CLEVELAND – Wes Johnson knows the timing isn’t ideal for the Minnesota Twins. It’s not easy for him either, or without personal pain.
Johnson left the Twins to return to his college coaching roots, taking over as LSU’s pitching coach. He said the decision had an emotional impact on him.
“Very tough,” Johnson said Monday at Progressive Field ahead of the Twins’ game against the Guardians. “I don’t know if I slept much last week. Very, very, very hard. It’s the hardest thing I’ve ever done.”
Johnson’s decision comes as the American League-leading Twins opened a five-game series against the second-placed Cleveland Guardians. Johnson will serve as Minnesota’s pitching coach throughout this series, which ends Thursday.
Sonny Gray pitched seven great innings in Monday’s opener, an 11-1 win for the Twins, then got emotional after the game when talking about Johnson leaving.
“It’s tough,” said the right-hander, who allowed just three singles. “He’s someone I’ve become very close to and I think if you know me a little bit, letting people in and building relationships in that regard, I’ve been on guard a lot.
“I was very angry with him today. I was very happy for him today. I used all the emotions and everything that was going on, I kind of used them to pour myself into the match.”
Twins president of baseball operations Derek Falvey said the team has ongoing discussions about how to replace Johnson for the remainder of this season and beyond. Johnson joined the Twins in 2019 after coaching at Arkansas. In the short term, reliever coach Pete Maki and assistant pitching coach Luis Ramirez should play major roles.
“It creates a bit of juggling,” Falvey said. “Our plan here is to work with the in-group that we have to play as Wes.”
Falvey called Johnson’s mid-season departure “unique”, but said he was confident the Twins were equipped to handle it. The same goes for manager Rocco Baldelli, who called a team meeting Sunday night upon arriving in Cleveland to brief his players on Johnson’s decision.
“We’re not going to ask anyone to be Wes,” he said. “That’s not how life works and that’s not how baseball works. We’re going to make sure we give our pitchers everything they need. We’re about as prepared as we can get. for something like that.
Johnson’s exit was as surprising as his arrival.
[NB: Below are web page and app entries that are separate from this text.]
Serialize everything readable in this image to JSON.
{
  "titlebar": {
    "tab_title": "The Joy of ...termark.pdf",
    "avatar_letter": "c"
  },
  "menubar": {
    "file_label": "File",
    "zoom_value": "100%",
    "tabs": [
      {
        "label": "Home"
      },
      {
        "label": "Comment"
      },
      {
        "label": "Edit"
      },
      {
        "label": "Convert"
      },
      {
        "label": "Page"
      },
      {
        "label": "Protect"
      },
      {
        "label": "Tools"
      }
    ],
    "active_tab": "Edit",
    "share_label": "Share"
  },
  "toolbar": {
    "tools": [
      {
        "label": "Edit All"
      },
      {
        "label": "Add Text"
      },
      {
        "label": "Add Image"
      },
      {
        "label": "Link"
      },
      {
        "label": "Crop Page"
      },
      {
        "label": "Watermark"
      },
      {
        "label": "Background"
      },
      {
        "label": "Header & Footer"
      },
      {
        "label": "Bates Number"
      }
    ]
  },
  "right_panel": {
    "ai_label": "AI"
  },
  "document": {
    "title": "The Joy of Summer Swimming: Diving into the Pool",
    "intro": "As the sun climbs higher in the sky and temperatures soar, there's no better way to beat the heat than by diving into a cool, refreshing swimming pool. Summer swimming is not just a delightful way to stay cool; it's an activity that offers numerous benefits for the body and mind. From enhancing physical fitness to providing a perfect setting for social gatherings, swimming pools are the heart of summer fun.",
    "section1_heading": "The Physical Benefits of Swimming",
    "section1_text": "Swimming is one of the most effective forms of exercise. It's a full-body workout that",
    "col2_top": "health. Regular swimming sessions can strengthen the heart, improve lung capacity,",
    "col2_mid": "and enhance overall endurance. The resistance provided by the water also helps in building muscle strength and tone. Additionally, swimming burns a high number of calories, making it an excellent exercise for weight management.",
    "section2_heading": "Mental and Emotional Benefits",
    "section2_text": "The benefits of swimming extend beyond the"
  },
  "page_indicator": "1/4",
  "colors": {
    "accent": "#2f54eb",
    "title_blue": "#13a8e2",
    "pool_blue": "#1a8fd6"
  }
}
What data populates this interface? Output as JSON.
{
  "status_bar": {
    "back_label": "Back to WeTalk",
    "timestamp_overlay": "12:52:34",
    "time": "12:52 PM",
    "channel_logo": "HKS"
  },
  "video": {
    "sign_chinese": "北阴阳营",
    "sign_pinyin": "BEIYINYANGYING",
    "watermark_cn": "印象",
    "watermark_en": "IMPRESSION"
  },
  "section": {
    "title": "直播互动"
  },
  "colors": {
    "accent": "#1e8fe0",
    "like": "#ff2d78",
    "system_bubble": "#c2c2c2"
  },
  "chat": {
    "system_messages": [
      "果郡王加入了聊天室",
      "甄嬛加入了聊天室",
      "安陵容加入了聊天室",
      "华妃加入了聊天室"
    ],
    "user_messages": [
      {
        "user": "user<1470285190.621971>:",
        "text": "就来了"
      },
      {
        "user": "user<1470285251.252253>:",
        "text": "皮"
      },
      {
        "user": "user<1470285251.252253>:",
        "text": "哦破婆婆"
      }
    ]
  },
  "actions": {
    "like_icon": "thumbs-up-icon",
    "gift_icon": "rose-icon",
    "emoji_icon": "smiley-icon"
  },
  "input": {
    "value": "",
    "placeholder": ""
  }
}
He was widely believed to be the first college pitching coach to go straight to the major leagues when the Twins hired him from Arkansas, which was the 2018 College World Series national runner-up. Johnson spent nine seasons as a college pitching coach before the Twins drafted him, eyeing his background in biomechanics. He holds a master’s degree in kinesiology.
“Knowing Wes and having been blessed to appreciate and see him all these years, it’s not incredibly surprising to see him return to college play,” Baldelli said. “Am I incredibly happy to see this happening in the middle of the season? Of course not. No one is. There’s no getting around this discussion, but I’m not surprised to see him back. to something that he has a passion for and he loves and he’s really good at.”
Johnson was born in Atlanta and raised in Arkansas, where he kept a house during the offseason. It also made stops in Mississippi State, Dallas Baptist and Central Arkansas. He was a high school coach before entering the college ranks.
Johnson chaired the pitching staff of division champion teams in his first two years. The Twins returned to the top of the AL Central this season with a 3.78 ERA per team that ranks 11th in the majors. The Twins ranked 26th in the ERA last year, fourth in 2020 and ninth in 2019 while Johnson was in charge of personnel.
The Twins set a single-season club record with 1,463 strikeouts in 2019. Jose Berrios and Jake Odorizzi were All-Star selections in 2019, and Taylor Rogers made the team in 2021. Twins pitchers have regularly praised Johnson’s energy, positivity and wisdom as recently as Saturday night, when Chris Archer pitched five shutout innings with one hit allowed at Colorado.
“Wes is one of my biggest defenders,” Archer said after the 6-0 win at Target Field. “We do a lot of work, mental and physical, between starts.”
Johnson said he’s proud of the impact he’s had on young Minnesota pitchers.
“I think I brought energy every day,” he said. “I think every day I set myself up to win, like I do right now and like I will until the end of this road trip. No one is going to look at me and say it didn’t happen. not presented to work.”
Information from The Associated Press was used in this report.